Do You Know the Medication Error Rate for Your Organization?

October 11, 2016 | Sean O'Neill

The answer to that question is NO. Some hospital leaders may take offense to this statement, but it is not an indictment of the quality of a particular organization’s safety program. Instead, it is a reflection of a painful truth about healthcare. While many organizations diligently track medication error reports, this data provides neither a valid nor reliable outcome measure to gauge the frequency and severity of patient harm from improper medication use.

By definition, an outcome measure determines how a system is ultimately performing. In an ideal world, every institution would have an outcome measure for medication safety, which would enable clinical leaders to clearly and accurately monitor safety, identify deficiencies and guide interventions. Such a measure would more judiciously allow organizations to track progress with the goal of eliminating patient harm from medication safety events.

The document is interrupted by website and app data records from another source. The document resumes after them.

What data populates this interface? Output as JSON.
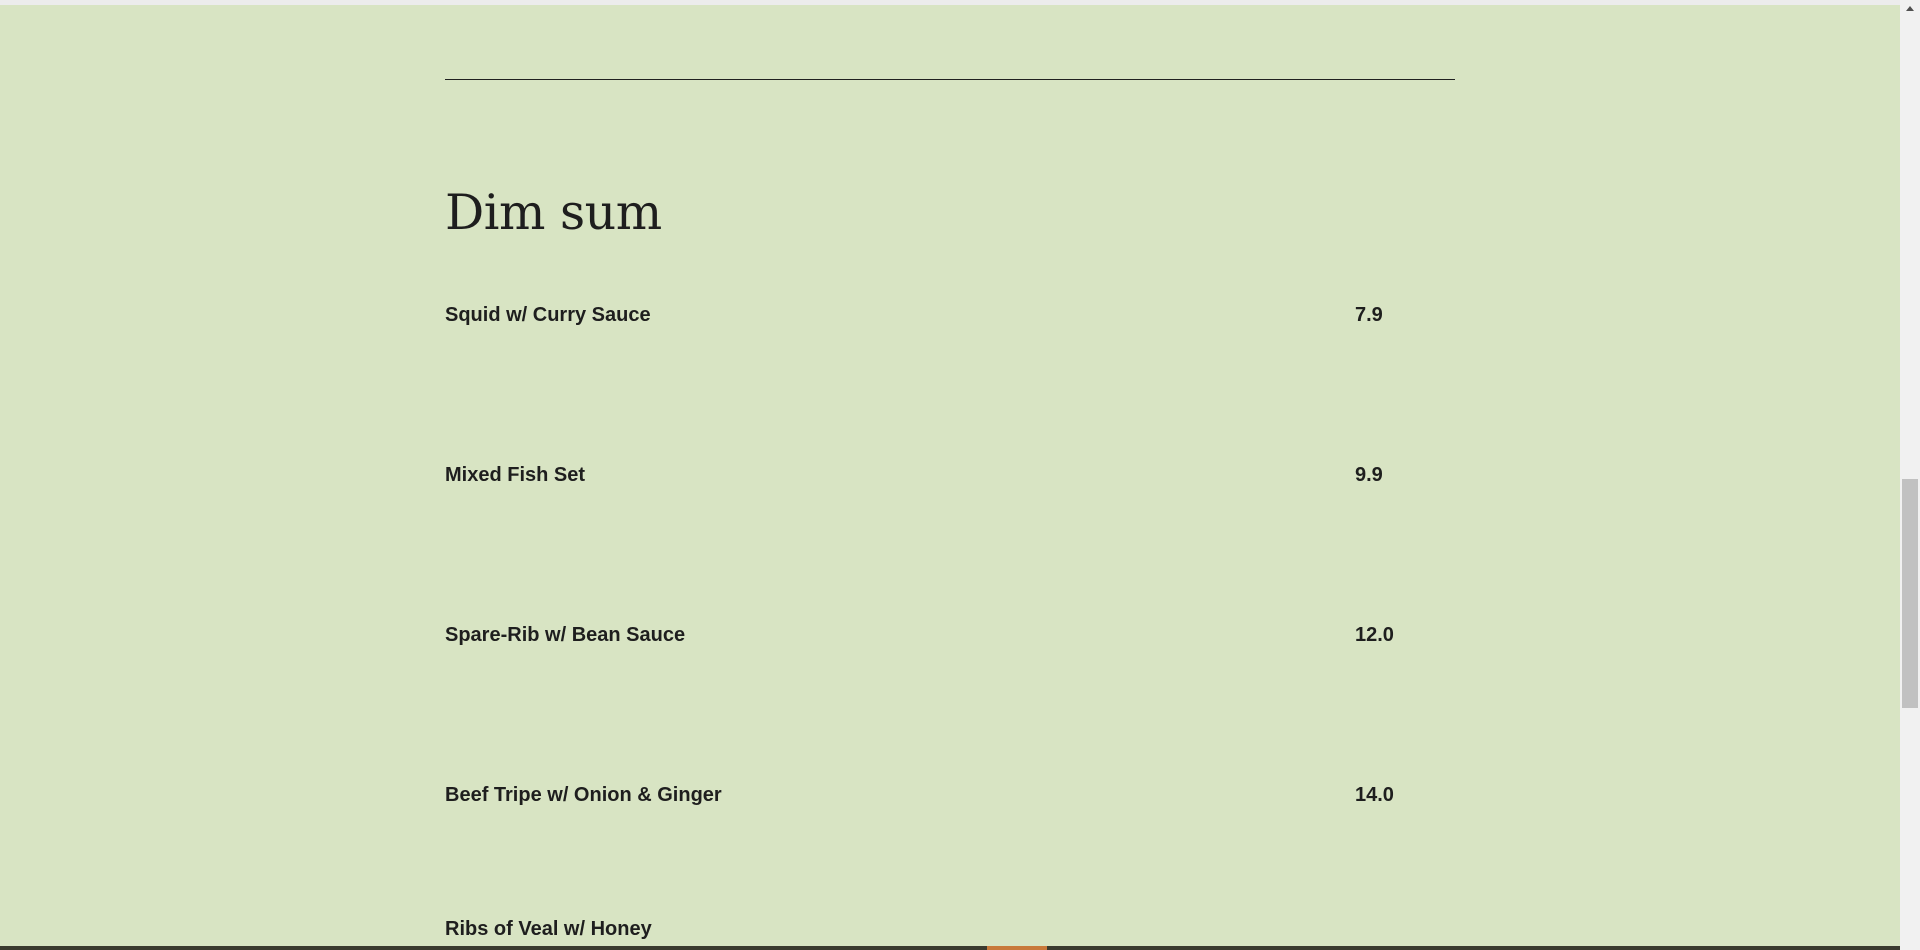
{
  "section": {
    "title": "Dim sum"
  },
  "menu_items": [
    {
      "name": "Squid w/ Curry Sauce",
      "price": "7.9"
    },
    {
      "name": "Mixed Fish Set",
      "price": "9.9"
    },
    {
      "name": "Spare-Rib w/ Bean Sauce",
      "price": "12.0"
    },
    {
      "name": "Beef Tripe w/ Onion & Ginger",
      "price": "14.0"
    },
    {
      "name": "Ribs of Veal w/ Honey",
      "price": ""
    }
  ],
  "colors": {
    "page_background": "#d8e4c3",
    "text": "#1e1e1e",
    "divider": "#202020",
    "scrollbar_thumb": "#c1c1c1"
  },
  "icons": {
    "scroll_up": "scroll-up-arrow-icon"
  }
}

Most hospital systems can provide a rate of “reported” medication safety events through voluntary reporting systems. However, this is a limited metric. Reporting can be impacted by multiple factors that determine whether or not an event is ever reported. These factors include, but are not limited to, the recognition that the error occurred, the reliability and availability of a reporting system, and—most importantly—the existence of a non-punitive safety culture that doesn’t dissuade clinicians from reporting safety events. Moreover, the variability of these factors among hospitals render benchmarking nearly impossible.

It is important to highlight that these limitations do not reduce the importance of tracking medication error reports. They provide an important way of identifying trends and serve as a foundation for further investigation of potential opportunities for harm. It does mean, however, that these reports cannot be used as a sound basis for determining the prevalence and severity of medication errors in a hospital or health system.

So, as medication safety leaders, how do we navigate the absence of a reliable outcome measure? One solution includes the use of process metrics to help measure the performance of high-risk processes that lead to medication errors. By monitoring these process metrics clinical leaders are able to assess how well (or how poorly) a system is working. Looking at data that strongly correlates with patient safety can serve as a useful proxy for that elusive outcome measure. Examples of high risk processes in the medication use continuum whereby such measurement is especially valuable include:

  • Medication reconciliation at transitions of care

  • Automated dispensing cabinet (ADC) overrides

  • Barcoding during medication administration

  • Smart infusion pump drug library utilization rates

Despite the promise of process metrics to better gauge outcomes, the data that informs these metrics are difficult to manage, and health systems struggle to capture and utilize this data efficiently and effectively. This happens for a number of reasons. First, the sheer volume of data can be overwhelming for clinicians who are not trained in analytics and do not possess the data science skills (from pivot tables to python) to be able to efficiently translate raw transactional data into clinically meaningful information. Second, the data comes from a variety of disparate sources and often requires labor-intensive aggregation, transformation and cleaning before any actual analysis can be started. Finally, clinicians simply do not have the time that is required to manage this process. Unfortunately, a job that ideally requires multiple FTEs most often only has a fraction of an FTE currently available.

As medication errors remain near the top of the list of drivers of harm in hospitals, the lack of a reliable outcome measure for medication safety events continues to be a challenge. The use of process metrics—although not the gold standard—is a way that we can bridge the gap in the pursuit of being able to identify vulnerabilities and measure the efficacy of the strategies we put in place to mitigate them. In order to do that successfully, we have to take data mining and data inputting off of the clinician’s plate. Instead, this data needs to be provided to our clinicians in a more efficient, actionable and clinically-relevant manner, ultimately allowing them to work at the top of their licenses.

See published post here.